Celluloid was first introduced in 1863 as artificial dental work. Clothing, decorated combs and attractive trinkets were just a few items popularised by the use of celluloid, which made these items affordable among the masses. Celluloid doll production began in the late 1860s until it was declared hazardous and was outlawed in 1940.
Other People Are Reading
Averill Manufacturing Company operated under various names between 1915 and 1916, such as Paull Averilll Inc., Madame Gerogene and Georgene Novelties. Some of their more popular celluloid dolls include Georgen Baby, Baby Hendren, Dolly Reckord, Dolly Dingle, Sis Hopkins, Sunny Boy and Sunny Girl.
Early kewpie dolls were derived from Rose O'Neill's illustrations appearing in "The Ladies' Home Journal" around 1909. These roly-poly, wide-eyed babies soon came into dollhood in 1911 when the first kewpie doll model was created.
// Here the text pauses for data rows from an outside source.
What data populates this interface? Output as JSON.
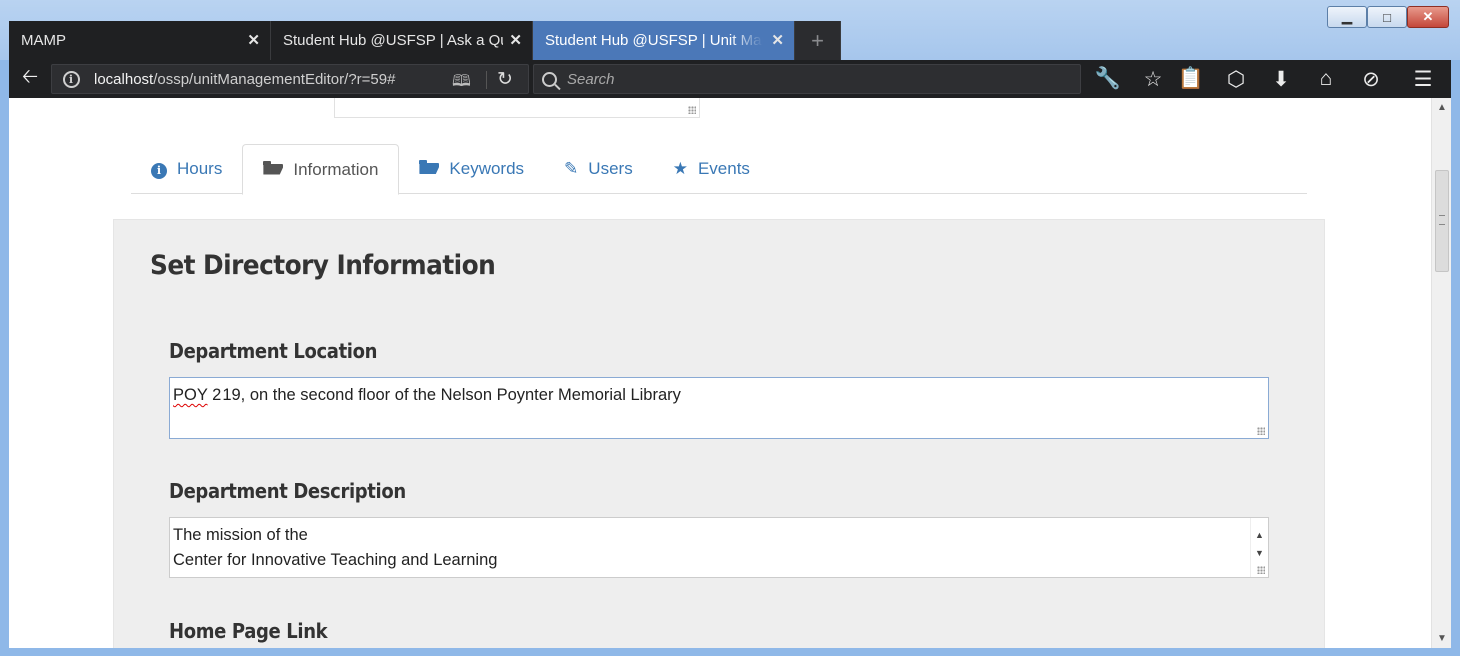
{
  "browser": {
    "tabs": [
      {
        "title": "MAMP",
        "active": false
      },
      {
        "title": "Student Hub @USFSP | Ask a Question",
        "active": false
      },
      {
        "title": "Student Hub @USFSP | Unit Management",
        "active": true
      }
    ],
    "new_tab_label": "+",
    "url": {
      "host": "localhost",
      "path": "/ossp/unitManagementEditor/?r=59#"
    },
    "search_placeholder": "Search",
    "window_controls": {
      "minimize": "▁",
      "maximize": "□",
      "close": "✕"
    }
  },
  "page": {
    "tabs": [
      {
        "label": "Hours",
        "icon": "info-circle-icon",
        "active": false
      },
      {
        "label": "Information",
        "icon": "folder-open-icon",
        "active": true
      },
      {
        "label": "Keywords",
        "icon": "folder-open-icon",
        "active": false
      },
      {
        "label": "Users",
        "icon": "pencil-icon",
        "active": false
      },
      {
        "label": "Events",
        "icon": "star-icon",
        "active": false
      }
    ],
    "panel_title": "Set Directory Information",
    "fields": {
      "location": {
        "label": "Department Location",
        "value_part1": "POY",
        "value_part2": " 2",
        "value_part3": "19, on the second floor of the Nelson Poynter Memorial Library"
      },
      "description": {
        "label": "Department Description",
        "line1": "The mission of the",
        "line2": "Center for Innovative Teaching and Learning"
      },
      "homepage": {
        "label": "Home Page Link"
      }
    }
  }
}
Soon after, the celluloid doll appeared, ready for public sale. O'Neill had a soft heart for the less fortunate and created detailed, high-quality, inexpensive kewpie dolls that poorer families could afford, according to the Bonniebrook Historical Society. Original Kewpies stood with an upright posture, hands at their sides, either winged or wingless. After O'Neill's death, various companies, including Cameo, Jesco and Milton-Bradley, manufactured non-celluloid Kewpies.
In 1895, Frederich Bensinger challenged one of his engineers, Robert Zeller, to create a celluloid doll, according to Shirley Buchholz, author of "Century of Celluloid Dolls." In two years, he successfully met the challenge. Within two more years, Bensinger's Rhenish Gummi und Celluloidfabrik Company of Neckarau, Germany put the dolls into full-scale production. The company's new doll division was named Schildkrot, meaning turtle, which has become their famous trademark. Soon, doll companies such as J.D. Kestner, Kammer & Reinhardt and Buschow & Beck were purchasing undecorated celluloid doll heads, arms and legs from Schildkrot.
The most famous French celluloid doll manufacturer was Petitcollin. Originally the company produced combs, but began fabricating celluloid in 1898. Soon after, the eagle head logo was trademarked and doll manufacture commenced. A boy doll, Petit Colin, was introduced in 1924, soon followed by Colette, Coline, Colinetee and Parisette.
Societe Industriell De Celluloid, G. Convert & Company and Societe Nobel Francaise were all well-known celluloid doll and toy makers, popularising the used of glass eyes and mohair wigs.
- 20 of the funniest online reviews ever
- 14 Biggest lies people tell in online dating sites
- Hilarious things Google thinks you're trying to search for